*TASK DESCRIPTION*. Please reproduce the full set of data below exactly.
START LISTED ENTRIES
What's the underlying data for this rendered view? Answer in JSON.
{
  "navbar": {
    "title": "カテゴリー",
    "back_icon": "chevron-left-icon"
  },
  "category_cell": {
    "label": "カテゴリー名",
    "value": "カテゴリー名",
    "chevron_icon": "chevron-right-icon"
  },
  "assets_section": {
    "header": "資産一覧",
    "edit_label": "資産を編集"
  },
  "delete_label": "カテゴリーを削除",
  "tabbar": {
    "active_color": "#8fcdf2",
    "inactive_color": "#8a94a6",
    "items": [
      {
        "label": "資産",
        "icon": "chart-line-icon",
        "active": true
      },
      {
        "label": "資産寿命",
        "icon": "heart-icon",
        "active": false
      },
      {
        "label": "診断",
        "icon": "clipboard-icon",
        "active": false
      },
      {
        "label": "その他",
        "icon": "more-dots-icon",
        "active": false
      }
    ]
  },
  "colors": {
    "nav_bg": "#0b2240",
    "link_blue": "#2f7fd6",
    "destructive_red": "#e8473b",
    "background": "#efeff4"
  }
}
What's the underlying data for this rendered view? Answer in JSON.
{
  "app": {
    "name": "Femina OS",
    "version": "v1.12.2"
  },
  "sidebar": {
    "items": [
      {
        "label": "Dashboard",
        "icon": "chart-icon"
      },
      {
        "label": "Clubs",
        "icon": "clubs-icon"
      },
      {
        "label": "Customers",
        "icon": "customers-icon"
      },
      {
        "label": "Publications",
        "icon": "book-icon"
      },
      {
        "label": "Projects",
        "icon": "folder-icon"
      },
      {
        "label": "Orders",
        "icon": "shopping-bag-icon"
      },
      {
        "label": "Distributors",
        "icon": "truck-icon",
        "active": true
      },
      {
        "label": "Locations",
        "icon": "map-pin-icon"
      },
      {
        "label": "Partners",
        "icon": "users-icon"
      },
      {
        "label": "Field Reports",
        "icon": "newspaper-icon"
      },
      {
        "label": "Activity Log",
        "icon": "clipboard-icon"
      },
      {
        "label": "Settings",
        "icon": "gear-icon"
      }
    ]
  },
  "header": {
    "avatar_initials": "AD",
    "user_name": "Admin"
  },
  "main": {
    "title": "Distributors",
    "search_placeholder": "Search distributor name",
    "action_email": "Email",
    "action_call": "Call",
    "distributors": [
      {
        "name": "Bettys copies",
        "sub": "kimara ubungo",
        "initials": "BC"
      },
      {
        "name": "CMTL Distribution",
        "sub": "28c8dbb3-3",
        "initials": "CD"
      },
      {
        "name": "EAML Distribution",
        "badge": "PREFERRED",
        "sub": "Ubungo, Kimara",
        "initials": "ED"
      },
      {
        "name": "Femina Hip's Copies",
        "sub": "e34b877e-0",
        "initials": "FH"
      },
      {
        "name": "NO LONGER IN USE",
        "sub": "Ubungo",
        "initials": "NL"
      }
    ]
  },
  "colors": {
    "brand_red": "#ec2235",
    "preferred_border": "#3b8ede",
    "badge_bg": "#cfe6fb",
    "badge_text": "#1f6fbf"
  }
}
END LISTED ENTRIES
*ANSWER SECTION*.
What's the underlying data for this rendered view? Answer in JSON.
{
  "navbar": {
    "title": "カテゴリー",
    "back_icon": "chevron-left-icon"
  },
  "category_cell": {
    "label": "カテゴリー名",
    "value": "カテゴリー名",
    "chevron_icon": "chevron-right-icon"
  },
  "assets_section": {
    "header": "資産一覧",
    "edit_label": "資産を編集"
  },
  "delete_label": "カテゴリーを削除",
  "tabbar": {
    "active_color": "#8fcdf2",
    "inactive_color": "#8a94a6",
    "items": [
      {
        "label": "資産",
        "icon": "chart-line-icon",
        "active": true
      },
      {
        "label": "資産寿命",
        "icon": "heart-icon",
        "active": false
      },
      {
        "label": "診断",
        "icon": "clipboard-icon",
        "active": false
      },
      {
        "label": "その他",
        "icon": "more-dots-icon",
        "active": false
      }
    ]
  },
  "colors": {
    "nav_bg": "#0b2240",
    "link_blue": "#2f7fd6",
    "destructive_red": "#e8473b",
    "background": "#efeff4"
  }
}
What's the underlying data for this rendered view? Answer in JSON.
{
  "app": {
    "name": "Femina OS",
    "version": "v1.12.2"
  },
  "sidebar": {
    "items": [
      {
        "label": "Dashboard",
        "icon": "chart-icon"
      },
      {
        "label": "Clubs",
        "icon": "clubs-icon"
      },
      {
        "label": "Customers",
        "icon": "customers-icon"
      },
      {
        "label": "Publications",
        "icon": "book-icon"
      },
      {
        "label": "Projects",
        "icon": "folder-icon"
      },
      {
        "label": "Orders",
        "icon": "shopping-bag-icon"
      },
      {
        "label": "Distributors",
        "icon": "truck-icon",
        "active": true
      },
      {
        "label": "Locations",
        "icon": "map-pin-icon"
      },
      {
        "label": "Partners",
        "icon": "users-icon"
      },
      {
        "label": "Field Reports",
        "icon": "newspaper-icon"
      },
      {
        "label": "Activity Log",
        "icon": "clipboard-icon"
      },
      {
        "label": "Settings",
        "icon": "gear-icon"
      }
    ]
  },
  "header": {
    "avatar_initials": "AD",
    "user_name": "Admin"
  },
  "main": {
    "title": "Distributors",
    "search_placeholder": "Search distributor name",
    "action_email": "Email",
    "action_call": "Call",
    "distributors": [
      {
        "name": "Bettys copies",
        "sub": "kimara ubungo",
        "initials": "BC"
      },
      {
        "name": "CMTL Distribution",
        "sub": "28c8dbb3-3",
        "initials": "CD"
      },
      {
        "name": "EAML Distribution",
        "badge": "PREFERRED",
        "sub": "Ubungo, Kimara",
        "initials": "ED"
      },
      {
        "name": "Femina Hip's Copies",
        "sub": "e34b877e-0",
        "initials": "FH"
      },
      {
        "name": "NO LONGER IN USE",
        "sub": "Ubungo",
        "initials": "NL"
      }
    ]
  },
  "colors": {
    "brand_red": "#ec2235",
    "preferred_border": "#3b8ede",
    "badge_bg": "#cfe6fb",
    "badge_text": "#1f6fbf"
  }
}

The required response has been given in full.